- But like the uneven impact of the pandemic itself, the pace of economic recovery is massively divergent across countries..
- More than a year on from the start of the pandemic, global prospects appear to be improving, according to recent reports by the OECD and the World Economic Forum..
- The data shows that some countries – such as the US, South Korea, Japan and Germany – are on course to recover to pre-pandemic levels of GDP per capita by the end of 2021..
- But others, such as Spain and Iceland, both of whom suffered a huge blow from the collapse in tourism revenues, are expected to operate below pre-pandemic levels until at least mid-2023..

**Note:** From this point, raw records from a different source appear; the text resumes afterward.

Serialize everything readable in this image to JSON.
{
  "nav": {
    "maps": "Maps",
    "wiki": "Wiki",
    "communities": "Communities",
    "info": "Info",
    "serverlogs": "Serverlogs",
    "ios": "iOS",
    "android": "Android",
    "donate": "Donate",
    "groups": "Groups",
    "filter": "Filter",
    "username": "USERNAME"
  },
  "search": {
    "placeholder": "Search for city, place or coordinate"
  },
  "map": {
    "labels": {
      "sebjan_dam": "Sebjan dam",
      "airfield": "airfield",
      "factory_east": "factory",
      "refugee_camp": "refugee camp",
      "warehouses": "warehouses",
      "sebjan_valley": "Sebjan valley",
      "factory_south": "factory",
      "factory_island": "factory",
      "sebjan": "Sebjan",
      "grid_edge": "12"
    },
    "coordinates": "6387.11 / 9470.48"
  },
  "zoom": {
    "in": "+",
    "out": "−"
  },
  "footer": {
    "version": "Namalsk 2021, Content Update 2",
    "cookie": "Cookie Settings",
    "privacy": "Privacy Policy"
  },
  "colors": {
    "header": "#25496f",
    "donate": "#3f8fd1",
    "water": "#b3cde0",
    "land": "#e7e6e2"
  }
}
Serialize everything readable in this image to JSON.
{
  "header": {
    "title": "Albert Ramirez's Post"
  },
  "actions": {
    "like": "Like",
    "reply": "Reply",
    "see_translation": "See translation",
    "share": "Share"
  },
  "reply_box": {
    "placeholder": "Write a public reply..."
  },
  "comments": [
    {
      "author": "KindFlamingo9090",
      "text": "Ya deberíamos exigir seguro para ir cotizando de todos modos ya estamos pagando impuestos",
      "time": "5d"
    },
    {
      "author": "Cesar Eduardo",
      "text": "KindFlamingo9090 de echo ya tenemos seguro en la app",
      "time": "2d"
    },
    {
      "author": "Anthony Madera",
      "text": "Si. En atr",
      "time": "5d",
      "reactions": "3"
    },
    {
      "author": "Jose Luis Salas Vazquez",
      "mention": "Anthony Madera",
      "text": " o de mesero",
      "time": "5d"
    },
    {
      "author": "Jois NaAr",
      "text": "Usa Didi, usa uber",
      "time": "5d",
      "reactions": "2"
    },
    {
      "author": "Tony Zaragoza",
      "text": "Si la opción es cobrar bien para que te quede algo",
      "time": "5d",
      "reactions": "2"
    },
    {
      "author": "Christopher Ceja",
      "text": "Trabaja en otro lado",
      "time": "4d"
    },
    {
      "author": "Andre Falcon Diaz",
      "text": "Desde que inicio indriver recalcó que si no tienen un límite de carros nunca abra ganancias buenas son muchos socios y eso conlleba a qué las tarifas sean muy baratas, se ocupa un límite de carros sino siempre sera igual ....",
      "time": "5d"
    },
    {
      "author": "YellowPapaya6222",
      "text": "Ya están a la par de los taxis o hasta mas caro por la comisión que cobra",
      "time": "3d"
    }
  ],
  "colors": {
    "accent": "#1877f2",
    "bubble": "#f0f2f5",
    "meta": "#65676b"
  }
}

- Unsurprisingly, the UK and the US, with the highest projected growth rates among advanced economies – 7.2% and 6.9%, respectively – also top the league tables for size of pandemic response policy packages and share of the population successfully vaccinated..
- Public spending measures included transfers to (low-income) households, grants and tax holidays to businesses, and additional funding for healthcare systems..
- Some supplemented conventional interest rate cuts with unconventional measures such as liquidity injections and asset purchases..
- The pandemic hit emerging markets harder than advanced economies, unlike in the aftermath of the 2008 global financial crisis….